“We get it—gaming can be competitive and interactions with other players can get heated. A little trash talk is an expected part of competitive multiplayer action, and that’s not a bad thing. But hate has no place here, and what’s not okay is when that trash talk turns into harassment,” Microsoft wrote.
“Trash talk includes any lighthearted banter or bragging that focuses on the game at hand and encourages healthy competition. Harassment includes any negative behavior that’s personalized, disruptive, or likely to make someone feel unwelcome or unsafe. To qualify as harassment, the behavior doesn’t have to be drawn-out or persistent. Even a single abusive message could harm someone’s experience. Know when to draw the line, when to back off. Know and respect the other player.”
Moreover, the post lists acceptable trash talking examples, as follows:
- Get destroyed. Can’t believe you thought you were on my level.
- That was some serious potato aim. Get wrecked.
- Only reason you went positive was you spent all game camping. Try again, kid.
- Cheap win. Come at me when you can actually drive without running cars off the road.
- That sucked. Get good and then come back when your k/d’s over 1.
These are in contrast to unacceptable examples, below:
- Get <sexual threat>. Can’t believe you thought you were on my level.
- Hey <profanity>, that was some serious potato aim. Get wrecked, trash.
- Only reason you went positive was you spent all game camping. KYS, kid.
- Cheap win. Totally expected from a <racial slur>.
- You suck. Get out of my country—maybe they’ll let you back in when your k/d’s over 1.
On one hand, it’s kind of sad that Microsoft needs to detail common sense, but more worrisome that people don’t understand this at present.

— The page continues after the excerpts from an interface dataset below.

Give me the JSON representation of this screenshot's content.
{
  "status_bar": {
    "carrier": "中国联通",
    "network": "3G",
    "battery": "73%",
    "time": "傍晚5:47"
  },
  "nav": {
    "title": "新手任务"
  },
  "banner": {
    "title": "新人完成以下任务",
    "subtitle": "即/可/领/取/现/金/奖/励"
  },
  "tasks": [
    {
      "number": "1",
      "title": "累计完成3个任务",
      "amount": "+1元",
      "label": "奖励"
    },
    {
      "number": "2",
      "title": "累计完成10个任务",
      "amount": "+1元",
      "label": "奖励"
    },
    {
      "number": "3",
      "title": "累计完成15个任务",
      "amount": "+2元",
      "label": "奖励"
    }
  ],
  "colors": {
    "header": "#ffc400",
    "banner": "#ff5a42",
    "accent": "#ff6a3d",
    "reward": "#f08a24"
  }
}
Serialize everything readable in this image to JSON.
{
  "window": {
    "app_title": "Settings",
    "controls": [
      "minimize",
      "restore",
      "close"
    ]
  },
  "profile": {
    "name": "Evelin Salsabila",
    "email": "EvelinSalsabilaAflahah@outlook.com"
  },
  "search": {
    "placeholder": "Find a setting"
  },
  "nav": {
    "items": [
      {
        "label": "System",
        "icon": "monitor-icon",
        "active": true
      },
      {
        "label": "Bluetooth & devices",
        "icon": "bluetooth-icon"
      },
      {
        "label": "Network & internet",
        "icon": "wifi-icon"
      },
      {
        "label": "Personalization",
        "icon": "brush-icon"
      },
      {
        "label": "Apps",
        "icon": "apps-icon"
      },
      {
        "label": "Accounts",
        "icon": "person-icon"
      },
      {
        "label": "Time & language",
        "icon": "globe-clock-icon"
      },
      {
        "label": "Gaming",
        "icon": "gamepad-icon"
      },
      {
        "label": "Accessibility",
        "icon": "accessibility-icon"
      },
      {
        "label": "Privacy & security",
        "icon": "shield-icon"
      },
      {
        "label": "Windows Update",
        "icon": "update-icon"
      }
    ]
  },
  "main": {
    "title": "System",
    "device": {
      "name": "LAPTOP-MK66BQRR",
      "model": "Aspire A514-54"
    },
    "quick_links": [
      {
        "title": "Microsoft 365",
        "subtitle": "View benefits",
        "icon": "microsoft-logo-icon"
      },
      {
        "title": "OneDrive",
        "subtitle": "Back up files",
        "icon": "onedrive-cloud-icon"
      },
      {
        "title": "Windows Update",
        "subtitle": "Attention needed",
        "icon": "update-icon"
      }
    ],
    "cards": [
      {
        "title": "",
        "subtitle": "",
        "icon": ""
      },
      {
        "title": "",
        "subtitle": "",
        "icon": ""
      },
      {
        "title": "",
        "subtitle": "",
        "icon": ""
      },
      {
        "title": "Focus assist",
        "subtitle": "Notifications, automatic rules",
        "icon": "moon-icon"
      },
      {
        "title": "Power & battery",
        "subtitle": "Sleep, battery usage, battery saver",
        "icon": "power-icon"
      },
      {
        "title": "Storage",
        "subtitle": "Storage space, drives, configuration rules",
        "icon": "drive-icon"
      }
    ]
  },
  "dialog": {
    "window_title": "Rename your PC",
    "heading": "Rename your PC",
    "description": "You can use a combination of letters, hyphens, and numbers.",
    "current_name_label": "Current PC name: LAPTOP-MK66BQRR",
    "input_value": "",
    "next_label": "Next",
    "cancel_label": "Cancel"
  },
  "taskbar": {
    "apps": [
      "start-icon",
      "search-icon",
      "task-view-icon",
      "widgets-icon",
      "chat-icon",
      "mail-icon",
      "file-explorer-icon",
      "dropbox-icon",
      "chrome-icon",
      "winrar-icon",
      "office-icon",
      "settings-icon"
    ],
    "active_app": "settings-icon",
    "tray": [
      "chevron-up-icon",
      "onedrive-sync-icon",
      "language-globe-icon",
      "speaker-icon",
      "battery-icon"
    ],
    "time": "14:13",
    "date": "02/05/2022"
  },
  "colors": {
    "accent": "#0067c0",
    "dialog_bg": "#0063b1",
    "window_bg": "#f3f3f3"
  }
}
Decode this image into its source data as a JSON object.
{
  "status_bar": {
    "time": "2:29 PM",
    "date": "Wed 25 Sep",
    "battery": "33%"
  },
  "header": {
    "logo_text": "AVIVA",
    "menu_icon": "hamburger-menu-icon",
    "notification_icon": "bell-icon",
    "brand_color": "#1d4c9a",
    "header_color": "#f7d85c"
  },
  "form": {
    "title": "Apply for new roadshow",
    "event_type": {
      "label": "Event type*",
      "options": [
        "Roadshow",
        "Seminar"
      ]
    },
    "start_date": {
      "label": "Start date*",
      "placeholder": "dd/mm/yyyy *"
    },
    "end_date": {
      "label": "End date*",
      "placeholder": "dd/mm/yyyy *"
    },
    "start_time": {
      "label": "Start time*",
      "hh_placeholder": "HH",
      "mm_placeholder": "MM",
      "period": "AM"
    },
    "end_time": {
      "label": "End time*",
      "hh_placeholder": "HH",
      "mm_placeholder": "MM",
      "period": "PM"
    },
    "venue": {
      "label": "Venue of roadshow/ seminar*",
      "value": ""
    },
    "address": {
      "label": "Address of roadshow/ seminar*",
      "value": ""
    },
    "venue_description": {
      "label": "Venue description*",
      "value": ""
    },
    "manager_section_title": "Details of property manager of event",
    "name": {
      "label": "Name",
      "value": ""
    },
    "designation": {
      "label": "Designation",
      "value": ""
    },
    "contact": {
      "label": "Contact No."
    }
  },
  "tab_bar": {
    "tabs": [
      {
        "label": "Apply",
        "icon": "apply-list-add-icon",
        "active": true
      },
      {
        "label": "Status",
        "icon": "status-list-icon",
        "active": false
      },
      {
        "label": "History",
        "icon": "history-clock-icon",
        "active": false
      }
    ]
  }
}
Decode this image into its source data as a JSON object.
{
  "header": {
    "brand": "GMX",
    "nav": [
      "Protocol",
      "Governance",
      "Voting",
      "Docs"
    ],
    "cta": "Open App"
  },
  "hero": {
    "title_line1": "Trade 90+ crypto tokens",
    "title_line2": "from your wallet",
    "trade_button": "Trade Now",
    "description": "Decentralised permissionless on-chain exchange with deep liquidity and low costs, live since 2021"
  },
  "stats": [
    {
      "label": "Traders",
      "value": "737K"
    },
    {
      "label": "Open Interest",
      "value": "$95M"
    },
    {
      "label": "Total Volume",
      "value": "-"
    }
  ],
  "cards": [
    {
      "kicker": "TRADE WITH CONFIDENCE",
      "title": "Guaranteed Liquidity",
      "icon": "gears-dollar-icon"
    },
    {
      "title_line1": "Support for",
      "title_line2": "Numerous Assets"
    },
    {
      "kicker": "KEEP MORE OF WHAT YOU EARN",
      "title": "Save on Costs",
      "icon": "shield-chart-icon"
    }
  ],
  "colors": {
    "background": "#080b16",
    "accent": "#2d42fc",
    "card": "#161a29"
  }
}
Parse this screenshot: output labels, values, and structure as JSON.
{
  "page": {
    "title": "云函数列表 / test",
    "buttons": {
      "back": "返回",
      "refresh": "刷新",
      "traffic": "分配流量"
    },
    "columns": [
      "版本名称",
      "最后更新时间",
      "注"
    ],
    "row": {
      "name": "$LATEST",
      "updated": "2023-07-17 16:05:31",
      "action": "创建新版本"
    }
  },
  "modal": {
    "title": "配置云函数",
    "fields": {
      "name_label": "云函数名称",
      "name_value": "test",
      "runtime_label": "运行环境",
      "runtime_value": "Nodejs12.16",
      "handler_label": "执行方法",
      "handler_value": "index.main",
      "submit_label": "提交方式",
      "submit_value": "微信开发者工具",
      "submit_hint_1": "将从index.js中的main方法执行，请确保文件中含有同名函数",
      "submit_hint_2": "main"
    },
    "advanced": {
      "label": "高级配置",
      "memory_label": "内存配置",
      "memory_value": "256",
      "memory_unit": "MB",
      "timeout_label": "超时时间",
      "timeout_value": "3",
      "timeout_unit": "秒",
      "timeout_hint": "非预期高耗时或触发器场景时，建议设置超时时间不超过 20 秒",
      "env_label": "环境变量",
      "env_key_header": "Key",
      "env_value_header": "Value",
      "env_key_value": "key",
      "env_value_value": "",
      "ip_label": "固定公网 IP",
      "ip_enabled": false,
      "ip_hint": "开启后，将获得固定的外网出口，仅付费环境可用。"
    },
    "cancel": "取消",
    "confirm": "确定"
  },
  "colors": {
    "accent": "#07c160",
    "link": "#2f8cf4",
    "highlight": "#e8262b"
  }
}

Have you encountered unacceptable trash talk on Xbox Live? Our advice: mute, report and block. Easy done.